Read more

1995

Rotary America's Foundation/Valley Fever Vaccine Project


Read more

~1996

Skin Test is No Longer Available

Read more

1997

Arizona Makes Valley Fever Reportable for Labs

Read more

2000

Construction on La Paloma Power Generating Plant

Read more

2001

World Championship of Model Airplane Event in Kern County

Read more

2002

Coccidioides posadassi Identified


Read more

2003

Taft Outbreak


Kern County
Read more

2003

Pleasant Valley State Prison Outbreak

Fresno County
Read more

2003

Edwards Air Force Base Dust Storm

Read more

2005

ISDA Treatment Guidelines Published

Read more

2010

Second Great Epidemic Hits in Kern County

Read more

2010

California Makes Cocci Lab Reportable

Read more

2011

First Meeting of the California Cocci Collaborative

Michael MacLean, M.D., M.S., Health Officer, Kings County
Read more

2011

KCPHSD Lab Begins 24 Turn Around for Testing

Read more

2012

Kern County Begins Enhanced Surveillance

Read more

2014

Skin Testing Antigen Available for Clinicians & Research
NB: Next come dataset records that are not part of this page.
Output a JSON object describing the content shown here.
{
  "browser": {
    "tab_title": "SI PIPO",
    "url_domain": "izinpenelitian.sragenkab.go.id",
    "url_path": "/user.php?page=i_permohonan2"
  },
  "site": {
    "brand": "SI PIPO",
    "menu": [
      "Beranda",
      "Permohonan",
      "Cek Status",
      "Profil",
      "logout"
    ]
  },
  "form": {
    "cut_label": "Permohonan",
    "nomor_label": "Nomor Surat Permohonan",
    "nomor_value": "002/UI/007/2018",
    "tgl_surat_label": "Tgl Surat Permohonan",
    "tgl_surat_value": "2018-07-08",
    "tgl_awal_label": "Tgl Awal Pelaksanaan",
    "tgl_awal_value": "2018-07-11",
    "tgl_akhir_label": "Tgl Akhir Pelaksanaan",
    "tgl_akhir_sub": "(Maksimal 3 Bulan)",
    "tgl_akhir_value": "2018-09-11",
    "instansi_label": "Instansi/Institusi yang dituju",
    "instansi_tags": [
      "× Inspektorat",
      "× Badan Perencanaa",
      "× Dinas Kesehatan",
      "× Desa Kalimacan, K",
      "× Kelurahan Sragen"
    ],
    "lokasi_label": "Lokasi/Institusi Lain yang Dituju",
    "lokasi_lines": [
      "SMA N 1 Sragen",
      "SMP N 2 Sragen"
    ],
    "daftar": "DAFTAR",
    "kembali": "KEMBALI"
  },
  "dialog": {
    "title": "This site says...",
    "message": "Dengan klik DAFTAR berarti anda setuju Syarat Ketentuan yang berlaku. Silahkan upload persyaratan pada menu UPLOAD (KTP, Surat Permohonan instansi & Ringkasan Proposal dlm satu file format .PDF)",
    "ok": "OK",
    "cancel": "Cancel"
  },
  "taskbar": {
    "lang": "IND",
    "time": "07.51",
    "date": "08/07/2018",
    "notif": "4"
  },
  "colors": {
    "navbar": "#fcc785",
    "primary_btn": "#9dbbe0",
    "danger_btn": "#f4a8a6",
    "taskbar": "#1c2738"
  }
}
Read more

2025

Valley Fever Vaccine is Available


Read more

Graph TipGraphs & Charts Tip:

The data in these graphs is interactive. Use your mouse pointer to dig into the statistics to find even more information.

 

The graphs display the Valley Fever cases and rates per 100,000 for Kern County from 1935 to 2015.  To view the cases or the rate, point to the year and the year and measure will be displayed.  It is important to note that only the severe form of Valley Fever (disseminate disease) was counted up to July 1955.  From July 1955 up to present, all forms are counted.

Although there were 77 cases reported between 1901 and 1929, very little information is available by year so they have been exclude from the graphs.  This is not surprising since the Kern County Health Department was established in 1931.

The first Great Epidemic began in 1991 and ended in 1994.  The second Great Epidemic began in 2010 and is still continuing.

Click on the second tab to display the Valley Fever deaths and rates per 100,000 for Kern County from 1935 to 2015. The drop the in the number of deaths and rate per 100,000 is not surprising since treatment began with amphotericin B in the late 1950’s. Similarly, the newer drugs in the 1980’s and 1990’s have continued to help prevent death and disability for person’s with Valley Fever.